> [What to do] The lines below may contain the word "JSON". Please count those that do and give the number alone.

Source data

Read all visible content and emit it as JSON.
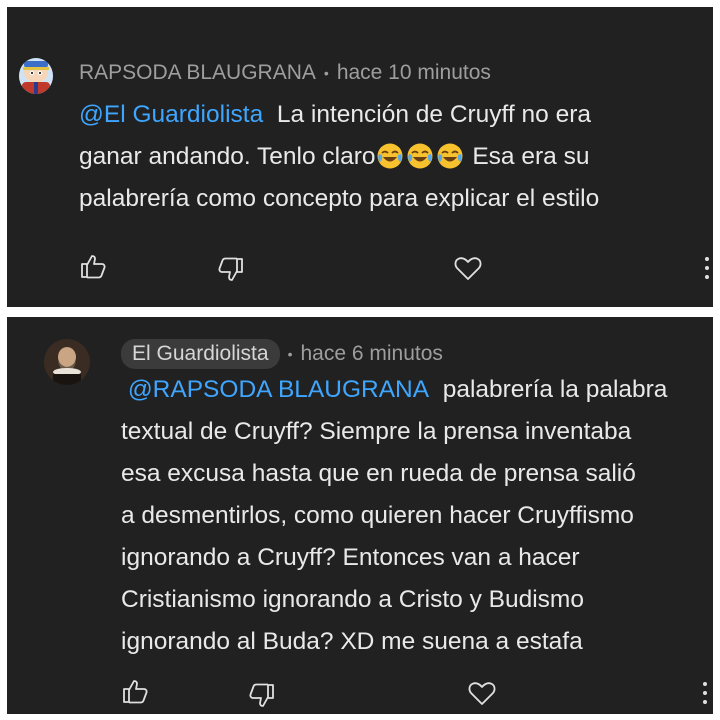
{
  "comments": [
    {
      "author": "RAPSODA BLAUGRANA",
      "separator": "•",
      "time": "hace 10 minutos",
      "mention": "@El Guardiolista",
      "lines": [
        "La intención de Cruyff no era",
        "ganar andando. Tenlo claro",
        "Esa era su",
        "palabrería como concepto para explicar el estilo"
      ],
      "emoji": [
        "face-with-tears-of-joy-emoji",
        "face-with-tears-of-joy-emoji",
        "face-with-tears-of-joy-emoji"
      ],
      "icons": {
        "like": "thumbs-up-icon",
        "dislike": "thumbs-down-icon",
        "heart": "heart-icon",
        "more": "more-vertical-icon"
      }
    },
    {
      "author": "El Guardiolista",
      "separator": "•",
      "time": "hace 6 minutos",
      "mention": "@RAPSODA BLAUGRANA",
      "lines": [
        "palabrería la palabra",
        "textual de Cruyff? Siempre la prensa inventaba",
        "esa excusa hasta que en rueda de prensa salió",
        "a desmentirlos, como quieren hacer Cruyffismo",
        "ignorando a Cruyff? Entonces van a hacer",
        "Cristianismo ignorando a Cristo y Budismo",
        "ignorando al Buda? XD me suena a estafa"
      ],
      "icons": {
        "like": "thumbs-up-icon",
        "dislike": "thumbs-down-icon",
        "heart": "heart-icon",
        "more": "more-vertical-icon"
      }
    }
  ],
  "colors": {
    "background": "#212121",
    "text": "#e9e9e9",
    "meta": "#9e9e9e",
    "mention": "#3ea6ff",
    "chip": "#3b3b3b"
  }
}
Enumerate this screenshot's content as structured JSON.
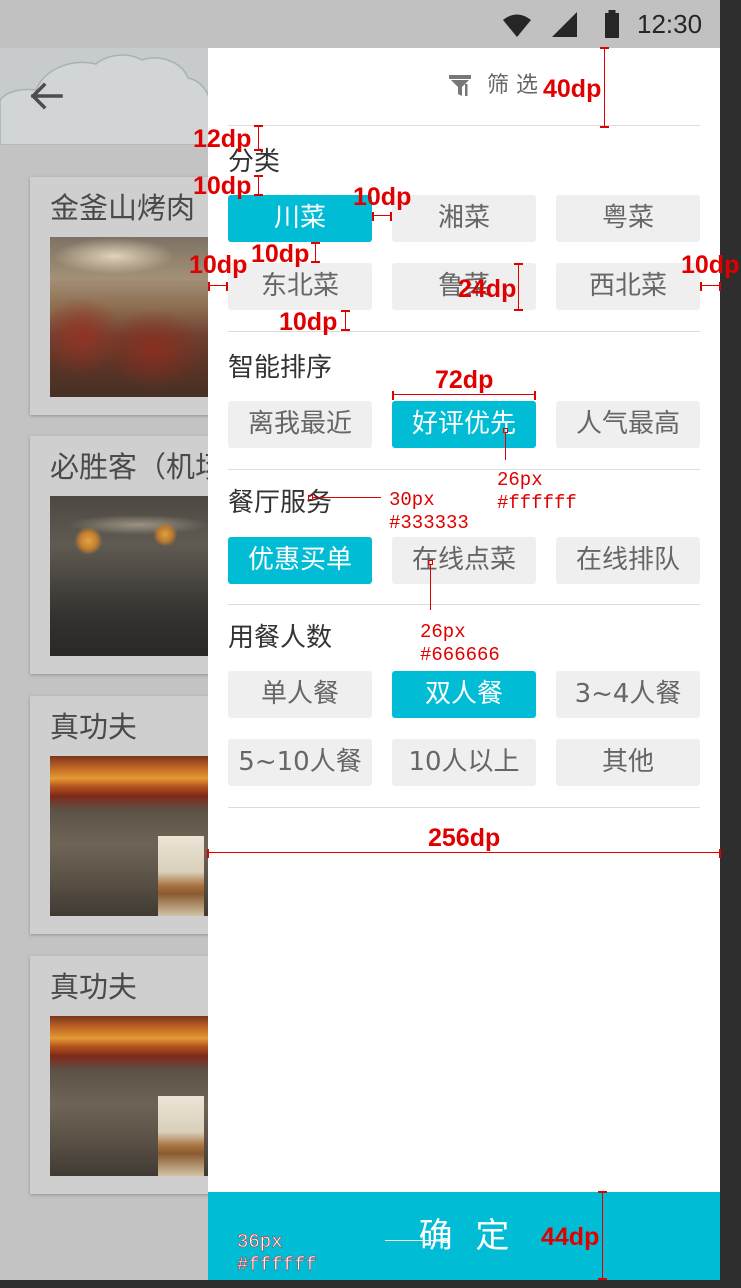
{
  "colors": {
    "accent": "#00bcd4",
    "annotation": "#e00000",
    "chip_bg": "#efefef",
    "chip_text": "#666666",
    "label_text": "#333333"
  },
  "status_bar": {
    "time": "12:30",
    "icons": [
      "wifi-icon",
      "cell-signal-icon",
      "battery-icon"
    ]
  },
  "background_page": {
    "back_icon": "arrow-left-icon",
    "header_decoration": "cloud-icon",
    "restaurants": [
      {
        "name": "金釜山烤肉"
      },
      {
        "name": "必胜客（机场"
      },
      {
        "name": "真功夫"
      },
      {
        "name": "真功夫"
      }
    ]
  },
  "filter_drawer": {
    "title_icon": "filter-icon",
    "title": "筛 选",
    "sections": [
      {
        "label": "分类",
        "options": [
          {
            "label": "川菜",
            "selected": true
          },
          {
            "label": "湘菜",
            "selected": false
          },
          {
            "label": "粤菜",
            "selected": false
          },
          {
            "label": "东北菜",
            "selected": false
          },
          {
            "label": "鲁菜",
            "selected": false
          },
          {
            "label": "西北菜",
            "selected": false
          }
        ]
      },
      {
        "label": "智能排序",
        "options": [
          {
            "label": "离我最近",
            "selected": false
          },
          {
            "label": "好评优先",
            "selected": true
          },
          {
            "label": "人气最高",
            "selected": false
          }
        ]
      },
      {
        "label": "餐厅服务",
        "options": [
          {
            "label": "优惠买单",
            "selected": true
          },
          {
            "label": "在线点菜",
            "selected": false
          },
          {
            "label": "在线排队",
            "selected": false
          }
        ]
      },
      {
        "label": "用餐人数",
        "options": [
          {
            "label": "单人餐",
            "selected": false
          },
          {
            "label": "双人餐",
            "selected": true
          },
          {
            "label": "3~4人餐",
            "selected": false
          },
          {
            "label": "5~10人餐",
            "selected": false
          },
          {
            "label": "10人以上",
            "selected": false
          },
          {
            "label": "其他",
            "selected": false
          }
        ]
      }
    ],
    "confirm_label": "确 定"
  },
  "spec_annotations": {
    "dimensions": [
      "40dp",
      "12dp",
      "10dp",
      "10dp",
      "10dp",
      "10dp",
      "24dp",
      "10dp",
      "10dp",
      "72dp",
      "256dp",
      "44dp"
    ],
    "font_notes": [
      {
        "size": "26px",
        "color": "#ffffff"
      },
      {
        "size": "30px",
        "color": "#333333"
      },
      {
        "size": "26px",
        "color": "#666666"
      },
      {
        "size": "36px",
        "color": "#ffffff"
      }
    ]
  }
}
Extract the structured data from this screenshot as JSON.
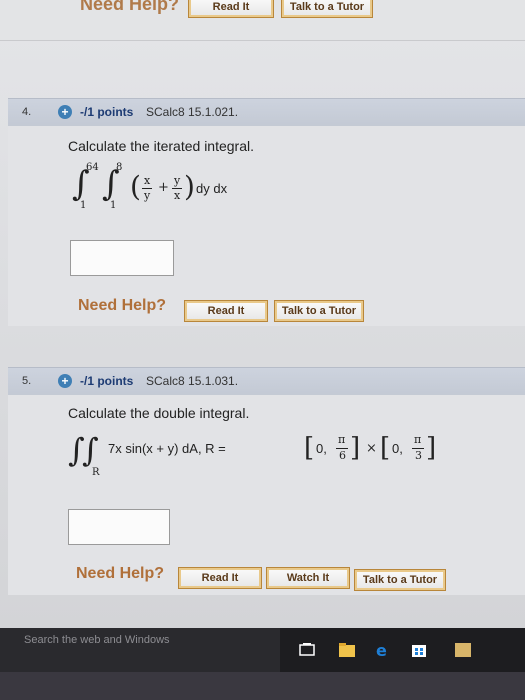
{
  "top_section": {
    "need_help_label": "Need Help?",
    "buttons": [
      "Read It",
      "Talk to a Tutor"
    ]
  },
  "questions": [
    {
      "number": "4.",
      "points": "-/1 points",
      "source": "SCalc8 15.1.021.",
      "prompt": "Calculate the iterated integral.",
      "math": {
        "outer_upper": "64",
        "outer_lower": "1",
        "inner_upper": "8",
        "inner_lower": "1",
        "integrand": "(x/y + y/x) dy dx",
        "frac1_num": "x",
        "frac1_den": "y",
        "frac2_num": "y",
        "frac2_den": "x",
        "tail": "dy dx"
      },
      "need_help_label": "Need Help?",
      "buttons": [
        "Read It",
        "Talk to a Tutor"
      ]
    },
    {
      "number": "5.",
      "points": "-/1 points",
      "source": "SCalc8 15.1.031.",
      "prompt": "Calculate the double integral.",
      "math": {
        "region": "R",
        "integrand": "7x sin(x + y) dA, R =",
        "interval1_left": "0,",
        "interval1_num": "π",
        "interval1_den": "6",
        "times": "×",
        "interval2_left": "0,",
        "interval2_num": "π",
        "interval2_den": "3"
      },
      "need_help_label": "Need Help?",
      "buttons": [
        "Read It",
        "Watch It",
        "Talk to a Tutor"
      ]
    }
  ],
  "taskbar": {
    "search_placeholder": "Search the web and Windows",
    "icons": [
      "task-view-icon",
      "file-explorer-icon",
      "edge-icon",
      "store-icon",
      "app-icon"
    ]
  },
  "colors": {
    "need_help": "#b0703a",
    "points": "#1d3b73",
    "header_bg": "#c6ccd7",
    "button_border": "#b8863a"
  }
}
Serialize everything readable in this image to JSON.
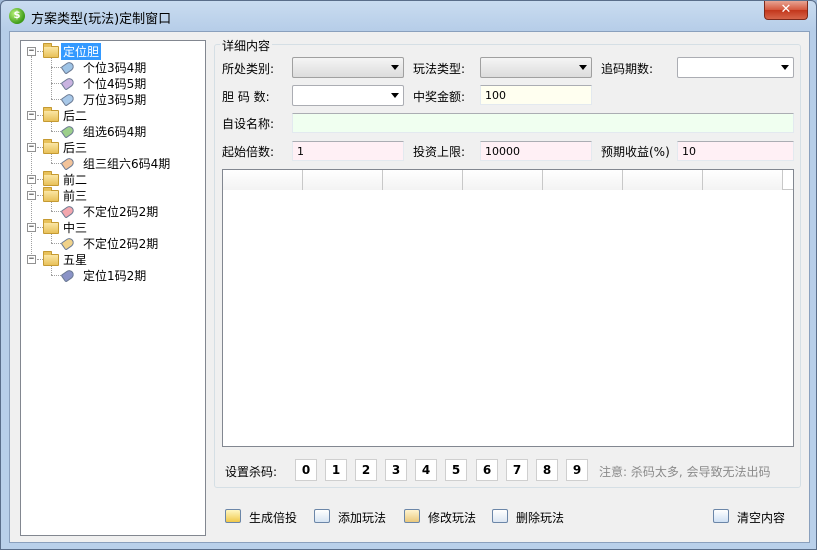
{
  "window": {
    "title": "方案类型(玩法)定制窗口",
    "close_label": "✕"
  },
  "tree": {
    "groups": [
      {
        "label": "定位胆",
        "selected": true,
        "children": [
          {
            "label": "个位3码4期",
            "color": "#9fc4e6"
          },
          {
            "label": "个位4码5期",
            "color": "#c9b3e0"
          },
          {
            "label": "万位3码5期",
            "color": "#a8c8e8"
          }
        ]
      },
      {
        "label": "后二",
        "children": [
          {
            "label": "组选6码4期",
            "color": "#9ccf8b"
          }
        ]
      },
      {
        "label": "后三",
        "children": [
          {
            "label": "组三组六6码4期",
            "color": "#f2c39a"
          }
        ]
      },
      {
        "label": "前二",
        "children": []
      },
      {
        "label": "前三",
        "children": [
          {
            "label": "不定位2码2期",
            "color": "#f3a7ae"
          }
        ]
      },
      {
        "label": "中三",
        "children": [
          {
            "label": "不定位2码2期",
            "color": "#f0d28a"
          }
        ]
      },
      {
        "label": "五星",
        "children": [
          {
            "label": "定位1码2期",
            "color": "#8a93c7"
          }
        ]
      }
    ]
  },
  "details": {
    "caption": "详细内容",
    "category_label": "所处类别:",
    "category_value": "",
    "play_type_label": "玩法类型:",
    "play_type_value": "",
    "chase_periods_label": "追码期数:",
    "chase_periods_value": "",
    "dan_count_label": "胆 码 数:",
    "dan_count_value": "",
    "prize_label": "中奖金额:",
    "prize_value": "100",
    "custom_name_label": "自设名称:",
    "custom_name_value": "",
    "start_multiple_label": "起始倍数:",
    "start_multiple_value": "1",
    "invest_limit_label": "投资上限:",
    "invest_limit_value": "10000",
    "expected_return_label": "预期收益(%)",
    "expected_return_value": "10"
  },
  "kill_codes": {
    "label": "设置杀码:",
    "digits": [
      "0",
      "1",
      "2",
      "3",
      "4",
      "5",
      "6",
      "7",
      "8",
      "9"
    ],
    "note": "注意: 杀码太多, 会导致无法出码"
  },
  "toolbar": {
    "generate_label": "生成倍投",
    "add_label": "添加玩法",
    "edit_label": "修改玩法",
    "delete_label": "删除玩法",
    "clear_label": "清空内容"
  },
  "colors": {
    "selected": "#3399ff",
    "prize_bg": "#fffff0",
    "name_bg": "#f0fff0",
    "pink_bg": "#fff0f5"
  }
}
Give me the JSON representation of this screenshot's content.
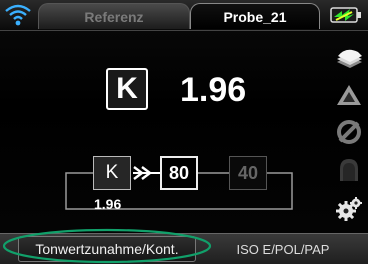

> [Written response] 5